Where is it?

It's in Belfast, Northern Ireland, crossing the boundary between County Antrim and County Down. It's just south of the Titanic Quarter, if you're into maritime history. Or awful Hollywood movies.

Can you show me that on a map?


What's this doing in here then?

The M3 is a tiny motorway running between the M2 towards Derry and the A2 towards Belfast City Airport. It's pretty much a river crossing, and that's it.

Even more damning, its a straight extension of the M2 - you literally drive straight on between the two motorways, and if you're not paying attention you'd never notice that the number had changed. All in all, it's a bit ridiculous having a separate number all of its own.

Surely there's got to be a reason for it?

Indeed there is.

In the 1960s, the Northern Ireland Government had some big plans for motorways, which considering that the population of Northern Ireland is relatively small were quite amazing. A start was made on the programme, which was then comprehensively binned when The Troubles escalated and the United Kingdom government dissolved the NI parliament in 1975. At that time, the M1 and M2 were the only long-distance motorways with any real completed length, and even the M2 was in two sections - a situation that still exists today.

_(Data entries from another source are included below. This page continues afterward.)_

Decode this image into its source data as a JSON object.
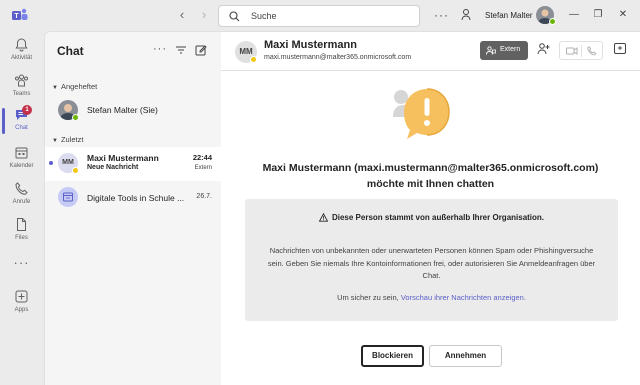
{
  "titlebar": {
    "search_placeholder": "Suche",
    "user_name": "Stefan Malter"
  },
  "rail": {
    "items": [
      {
        "label": "Aktivität",
        "icon": "bell-icon"
      },
      {
        "label": "Teams",
        "icon": "teams-icon"
      },
      {
        "label": "Chat",
        "icon": "chat-icon",
        "badge": "1",
        "active": true
      },
      {
        "label": "Kalender",
        "icon": "calendar-icon"
      },
      {
        "label": "Anrufe",
        "icon": "phone-icon"
      },
      {
        "label": "Files",
        "icon": "file-icon"
      },
      {
        "label": "",
        "icon": "more-icon"
      },
      {
        "label": "Apps",
        "icon": "apps-icon"
      }
    ]
  },
  "chatlist": {
    "title": "Chat",
    "pinned_header": "Angeheftet",
    "recent_header": "Zuletzt",
    "pinned": [
      {
        "name": "Stefan Malter (Sie)"
      }
    ],
    "recent": [
      {
        "initials": "MM",
        "name": "Maxi Mustermann",
        "preview": "Neue Nachricht",
        "time": "22:44",
        "tag": "Extern"
      },
      {
        "name": "Digitale Tools in Schule ...",
        "time": "26.7."
      }
    ]
  },
  "main": {
    "initials": "MM",
    "name": "Maxi Mustermann",
    "email": "maxi.mustermann@malter365.onmicrosoft.com",
    "extern_label": "Extern",
    "request_line1": "Maxi Mustermann (maxi.mustermann@malter365.onmicrosoft.com)",
    "request_line2": "möchte mit Ihnen chatten",
    "warning_title": "Diese Person stammt von außerhalb Ihrer Organisation.",
    "warning_text": "Nachrichten von unbekannten oder unerwarteten Personen können Spam oder Phishingversuche sein. Geben Sie niemals Ihre Kontoinformationen frei, oder autorisieren Sie Anmeldeanfragen über Chat.",
    "safe_prefix": "Um sicher zu sein, ",
    "safe_link": "Vorschau ihrer Nachrichten anzeigen.",
    "block_label": "Blockieren",
    "accept_label": "Annehmen"
  },
  "colors": {
    "brand": "#5b5fc7",
    "badge": "#c4314b",
    "online": "#6bb700",
    "warning": "#f2c811",
    "extern_bg": "#616161"
  }
}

So, the plans for an M3 motorway heading east out of Belfast towards Bangor (and the M7 towards Newtonards, which would have left the M3 near City Airport) were put on hold indefinately. Meanwhile, traffic levels over the existing river crossings, especially the Queen's Bridge and Queen Elizabeth Bridge in Belfast grew, and congestion through the city streets became worse and worse, until finally the High Level bridge over the river was resurrected, tying into the A2 Sydenham Bypass. Of couse, this section was originally proposed to be part of the M3, and so despite the fact that in any sensible world the new section of motorway would be simply numbered as an extension of the M2, the historical proposal seems to have taken precidence.

That's a bit daft, isn't it?

Yes, absolutely. There's no doubt that the M3 is an essential part of the NI roads infrastructure, but the use of the number is just, well, silly. There's something even sillier, though?

Oh? What's that?

Well, if you're heading westbound over the bridge, you almost immediately come to the point where the M3 and M2 meet. At which point, straight ahead is, as you might expect, signed to the M2. However, this is where it gets silly - the exit to the A12 Westlink is signed as being M3! Yes, that's right - "M3 The WEST, The SOUTH". Sounds really important, doesn't it? Of course, what actually happens if you follow the rather grand signage is that you head down the sliproad to be met with "end of motorway" signage and a massive traffic light controlled junction...


There's even something similar at the other end of the M3. At junction 1 (grand, eh?), straight ahead is signed as "M3 City Airport, Bangor, Newtonards". In reality, the motorway ends in a few hundred yards. It's as if the Northern Ireland Roads Service (bless their cotton socks) are desperately trying to justify the M3 number...

Oh, and did I mention the junction numbers?


Well, junction 1 is with the A2 on the east side of the river. The second junction is on the west side of the river where it meets the M2 and A12. So, junction 2 you might think? You'd be wrong - it's junction 1A.

Let me see some photos!

If you insist...

Can I comment on this motorway?

Of course! Contact me and I'll put them here!

Have any other visitors commented?

Not yet, they haven't.


Lagan Bridge




0.8 miles

1.3 km





Map Links:

Present Day Map


Photo Gallery


On other websites:

CBRD Motorway Database

Northern Ireland Roads Site